Gulf War syndrome

Other Names:
Desert fever

Scientists have not been able to agree there is any such thing as "Gulf War Syndrome," the name given a collection of brain disorders, nervous system breakdowns, joint and muscle pain, skin rashes, diarrhoea, fatigue, mood changes, concentration problems and other maladies reported by thousands of veterans of the Gulf War in the Middle East which ended in 1991. Some veterans have suggested they are sick from breathing in smoke and contaminants when Iraqis set oil well fires. Some say it might have been tablets they took to protect themselves from nerve gas, or depleted uranium used in new armour-piercing US weaponry, or nerve gas released when they exploded and destroyed Iraqi chemical weapons stockpiles, or exotic infections, drugs and vaccines.


It was reported in 2001 that of more than 540,000 Americans deployed at the peak of the fighting in the Persian Gulf, some 117,000 have signed up for special examinations. Some 21,000 have symptoms that have not been explained. In Britain, advocates say 6,000 of the 31,000 who served are similarly ill. In France, the government agreed in September 2000 to study the problem. It is unclear how many French veterans are sick, but officials say 300 of the 25,000 who went to the Gulf have asked for pensions related to the illnesses.
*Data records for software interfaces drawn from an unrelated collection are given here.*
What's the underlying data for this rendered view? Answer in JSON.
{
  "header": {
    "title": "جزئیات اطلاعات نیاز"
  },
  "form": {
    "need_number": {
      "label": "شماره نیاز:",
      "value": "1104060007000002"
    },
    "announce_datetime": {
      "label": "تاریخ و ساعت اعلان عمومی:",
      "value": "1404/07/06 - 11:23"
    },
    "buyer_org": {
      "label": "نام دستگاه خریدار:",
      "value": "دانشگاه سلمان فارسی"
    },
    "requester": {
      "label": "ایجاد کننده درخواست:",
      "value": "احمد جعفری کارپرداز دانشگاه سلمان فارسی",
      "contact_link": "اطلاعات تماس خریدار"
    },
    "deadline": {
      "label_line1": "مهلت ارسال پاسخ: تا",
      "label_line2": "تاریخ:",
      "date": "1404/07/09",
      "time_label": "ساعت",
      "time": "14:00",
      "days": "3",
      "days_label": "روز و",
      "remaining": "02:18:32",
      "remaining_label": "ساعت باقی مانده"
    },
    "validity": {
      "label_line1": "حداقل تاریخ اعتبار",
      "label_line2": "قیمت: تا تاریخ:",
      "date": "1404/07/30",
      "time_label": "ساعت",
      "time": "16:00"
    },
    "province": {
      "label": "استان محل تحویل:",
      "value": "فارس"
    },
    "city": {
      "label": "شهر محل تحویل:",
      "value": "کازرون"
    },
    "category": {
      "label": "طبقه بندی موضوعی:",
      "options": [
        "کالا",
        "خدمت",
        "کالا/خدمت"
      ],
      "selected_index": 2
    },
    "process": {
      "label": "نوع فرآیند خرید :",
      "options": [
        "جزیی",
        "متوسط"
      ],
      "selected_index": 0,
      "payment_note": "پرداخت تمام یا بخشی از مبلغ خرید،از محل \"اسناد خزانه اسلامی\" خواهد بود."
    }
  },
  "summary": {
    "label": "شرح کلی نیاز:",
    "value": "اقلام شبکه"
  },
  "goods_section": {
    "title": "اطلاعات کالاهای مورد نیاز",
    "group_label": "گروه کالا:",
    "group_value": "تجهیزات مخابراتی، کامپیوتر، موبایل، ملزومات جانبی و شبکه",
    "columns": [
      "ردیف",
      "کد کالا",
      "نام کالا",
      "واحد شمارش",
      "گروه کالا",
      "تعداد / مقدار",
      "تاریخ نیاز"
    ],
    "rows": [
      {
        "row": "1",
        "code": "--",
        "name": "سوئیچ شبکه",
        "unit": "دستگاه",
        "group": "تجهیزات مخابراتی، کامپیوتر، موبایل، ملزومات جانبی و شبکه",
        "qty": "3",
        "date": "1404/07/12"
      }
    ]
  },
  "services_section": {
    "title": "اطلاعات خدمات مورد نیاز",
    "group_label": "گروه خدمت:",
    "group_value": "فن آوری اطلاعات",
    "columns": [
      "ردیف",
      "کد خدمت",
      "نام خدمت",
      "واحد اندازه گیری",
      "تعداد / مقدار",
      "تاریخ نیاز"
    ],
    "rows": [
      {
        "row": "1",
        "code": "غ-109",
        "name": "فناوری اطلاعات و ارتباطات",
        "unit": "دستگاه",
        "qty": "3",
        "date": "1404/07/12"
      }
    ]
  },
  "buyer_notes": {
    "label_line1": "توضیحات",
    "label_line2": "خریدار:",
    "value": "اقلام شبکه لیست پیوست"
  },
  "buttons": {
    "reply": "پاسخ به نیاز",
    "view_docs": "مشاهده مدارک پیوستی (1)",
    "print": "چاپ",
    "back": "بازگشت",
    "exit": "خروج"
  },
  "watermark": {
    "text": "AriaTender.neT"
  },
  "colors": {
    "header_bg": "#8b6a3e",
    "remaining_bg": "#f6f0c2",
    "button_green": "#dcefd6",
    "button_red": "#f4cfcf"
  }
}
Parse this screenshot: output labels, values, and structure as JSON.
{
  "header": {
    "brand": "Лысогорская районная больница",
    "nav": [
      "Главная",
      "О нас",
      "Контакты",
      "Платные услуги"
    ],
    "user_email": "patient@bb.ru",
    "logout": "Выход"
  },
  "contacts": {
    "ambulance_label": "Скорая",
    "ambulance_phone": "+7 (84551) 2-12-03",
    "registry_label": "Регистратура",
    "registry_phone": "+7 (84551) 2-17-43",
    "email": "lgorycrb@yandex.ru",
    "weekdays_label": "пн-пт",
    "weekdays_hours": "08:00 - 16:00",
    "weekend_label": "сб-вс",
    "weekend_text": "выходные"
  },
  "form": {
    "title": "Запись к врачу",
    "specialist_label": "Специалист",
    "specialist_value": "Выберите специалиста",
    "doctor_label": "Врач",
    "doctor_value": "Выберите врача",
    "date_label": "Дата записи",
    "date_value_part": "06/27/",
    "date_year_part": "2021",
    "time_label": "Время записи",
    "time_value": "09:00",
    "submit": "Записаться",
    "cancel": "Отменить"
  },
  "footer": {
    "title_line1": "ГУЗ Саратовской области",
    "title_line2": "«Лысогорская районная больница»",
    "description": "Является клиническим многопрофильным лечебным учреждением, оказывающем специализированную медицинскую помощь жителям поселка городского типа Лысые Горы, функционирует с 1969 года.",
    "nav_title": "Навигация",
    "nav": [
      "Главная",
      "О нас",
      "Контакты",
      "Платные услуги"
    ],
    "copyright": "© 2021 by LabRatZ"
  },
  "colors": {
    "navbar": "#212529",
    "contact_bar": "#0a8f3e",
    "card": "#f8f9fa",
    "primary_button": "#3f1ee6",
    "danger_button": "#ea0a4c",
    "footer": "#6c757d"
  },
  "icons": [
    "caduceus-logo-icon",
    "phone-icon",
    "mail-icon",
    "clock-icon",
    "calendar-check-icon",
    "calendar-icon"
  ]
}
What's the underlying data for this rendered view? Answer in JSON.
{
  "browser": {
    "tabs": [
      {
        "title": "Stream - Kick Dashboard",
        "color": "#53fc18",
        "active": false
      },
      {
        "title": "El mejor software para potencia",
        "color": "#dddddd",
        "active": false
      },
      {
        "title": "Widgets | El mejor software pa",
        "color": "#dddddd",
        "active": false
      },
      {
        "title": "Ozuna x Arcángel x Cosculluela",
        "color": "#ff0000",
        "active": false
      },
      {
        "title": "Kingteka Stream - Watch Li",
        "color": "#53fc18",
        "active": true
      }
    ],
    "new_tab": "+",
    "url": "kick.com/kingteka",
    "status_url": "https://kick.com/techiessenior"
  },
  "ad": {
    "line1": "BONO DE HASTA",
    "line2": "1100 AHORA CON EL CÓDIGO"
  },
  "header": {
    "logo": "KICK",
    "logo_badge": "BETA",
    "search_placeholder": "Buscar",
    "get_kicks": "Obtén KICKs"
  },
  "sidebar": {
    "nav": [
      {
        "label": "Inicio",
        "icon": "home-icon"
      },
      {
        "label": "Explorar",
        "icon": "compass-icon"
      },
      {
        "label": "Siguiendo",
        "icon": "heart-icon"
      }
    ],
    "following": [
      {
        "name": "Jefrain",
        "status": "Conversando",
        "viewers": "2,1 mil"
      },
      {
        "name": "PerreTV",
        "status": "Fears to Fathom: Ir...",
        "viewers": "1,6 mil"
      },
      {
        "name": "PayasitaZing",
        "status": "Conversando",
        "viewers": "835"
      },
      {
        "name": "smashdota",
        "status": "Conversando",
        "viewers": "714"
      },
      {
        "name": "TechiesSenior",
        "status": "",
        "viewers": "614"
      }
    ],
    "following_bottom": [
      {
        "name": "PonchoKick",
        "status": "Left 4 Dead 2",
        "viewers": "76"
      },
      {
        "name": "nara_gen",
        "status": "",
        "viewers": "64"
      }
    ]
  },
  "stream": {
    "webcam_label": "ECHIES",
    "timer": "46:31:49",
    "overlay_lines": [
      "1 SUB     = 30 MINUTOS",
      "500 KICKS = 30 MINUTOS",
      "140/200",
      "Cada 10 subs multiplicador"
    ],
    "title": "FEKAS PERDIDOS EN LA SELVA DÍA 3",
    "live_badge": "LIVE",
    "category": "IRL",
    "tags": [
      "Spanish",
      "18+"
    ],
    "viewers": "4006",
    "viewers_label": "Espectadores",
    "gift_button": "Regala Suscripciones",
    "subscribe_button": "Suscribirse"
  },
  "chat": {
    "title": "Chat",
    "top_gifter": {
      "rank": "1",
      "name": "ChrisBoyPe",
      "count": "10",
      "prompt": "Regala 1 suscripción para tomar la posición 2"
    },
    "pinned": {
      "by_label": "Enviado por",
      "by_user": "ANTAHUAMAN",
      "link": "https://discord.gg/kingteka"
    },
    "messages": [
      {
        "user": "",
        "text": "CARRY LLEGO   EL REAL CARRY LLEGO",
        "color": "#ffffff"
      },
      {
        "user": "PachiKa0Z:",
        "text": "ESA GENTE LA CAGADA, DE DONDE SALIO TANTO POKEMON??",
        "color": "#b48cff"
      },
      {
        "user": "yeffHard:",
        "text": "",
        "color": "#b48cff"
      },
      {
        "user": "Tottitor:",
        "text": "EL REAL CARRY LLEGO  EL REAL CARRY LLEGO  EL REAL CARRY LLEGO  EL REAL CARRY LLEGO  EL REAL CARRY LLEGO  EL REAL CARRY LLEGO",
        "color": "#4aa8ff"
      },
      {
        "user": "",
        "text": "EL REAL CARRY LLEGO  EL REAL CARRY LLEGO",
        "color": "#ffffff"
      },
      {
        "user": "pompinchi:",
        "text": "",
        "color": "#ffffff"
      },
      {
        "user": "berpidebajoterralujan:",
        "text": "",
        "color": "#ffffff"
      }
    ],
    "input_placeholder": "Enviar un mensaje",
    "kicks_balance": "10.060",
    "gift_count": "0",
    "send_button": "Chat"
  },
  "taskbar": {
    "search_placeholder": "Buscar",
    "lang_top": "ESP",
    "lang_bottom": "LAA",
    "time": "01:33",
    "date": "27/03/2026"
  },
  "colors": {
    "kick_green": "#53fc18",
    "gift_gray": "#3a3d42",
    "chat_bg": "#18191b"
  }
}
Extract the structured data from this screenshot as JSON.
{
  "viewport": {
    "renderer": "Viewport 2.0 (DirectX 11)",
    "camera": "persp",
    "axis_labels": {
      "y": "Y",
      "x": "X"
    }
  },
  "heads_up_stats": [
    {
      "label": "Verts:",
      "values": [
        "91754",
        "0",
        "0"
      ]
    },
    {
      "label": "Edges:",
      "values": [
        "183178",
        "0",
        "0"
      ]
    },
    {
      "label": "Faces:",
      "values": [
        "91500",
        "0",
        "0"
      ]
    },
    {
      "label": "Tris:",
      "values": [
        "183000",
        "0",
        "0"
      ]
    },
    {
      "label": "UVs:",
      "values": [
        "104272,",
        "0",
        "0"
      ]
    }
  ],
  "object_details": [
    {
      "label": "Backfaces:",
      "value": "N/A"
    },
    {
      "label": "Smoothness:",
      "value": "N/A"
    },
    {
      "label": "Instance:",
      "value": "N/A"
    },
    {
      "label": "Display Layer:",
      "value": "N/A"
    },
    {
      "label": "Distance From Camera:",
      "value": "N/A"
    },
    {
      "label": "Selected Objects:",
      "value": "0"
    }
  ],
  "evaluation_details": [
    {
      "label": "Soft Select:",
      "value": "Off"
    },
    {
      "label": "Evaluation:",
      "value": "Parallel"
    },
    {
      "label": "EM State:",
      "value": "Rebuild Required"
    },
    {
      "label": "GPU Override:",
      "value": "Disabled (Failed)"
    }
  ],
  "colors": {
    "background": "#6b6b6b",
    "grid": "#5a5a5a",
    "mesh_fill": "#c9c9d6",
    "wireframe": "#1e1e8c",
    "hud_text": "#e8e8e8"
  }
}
After spending $300 million on scores of studies, the US Department of Defense said in 2001 that it has found no scientific evidence that conclusively points to any cause.

Similar symptoms are being reported by veterans of the war in Bosnia.

Related UN Sustainable Development Goals:
GOAL 3: Good Health and Well-beingGOAL 16: Peace and Justice Strong Institutions
Problem Type:
G: Very specific problems
Date of last update
04.10.2020 – 22:48 CEST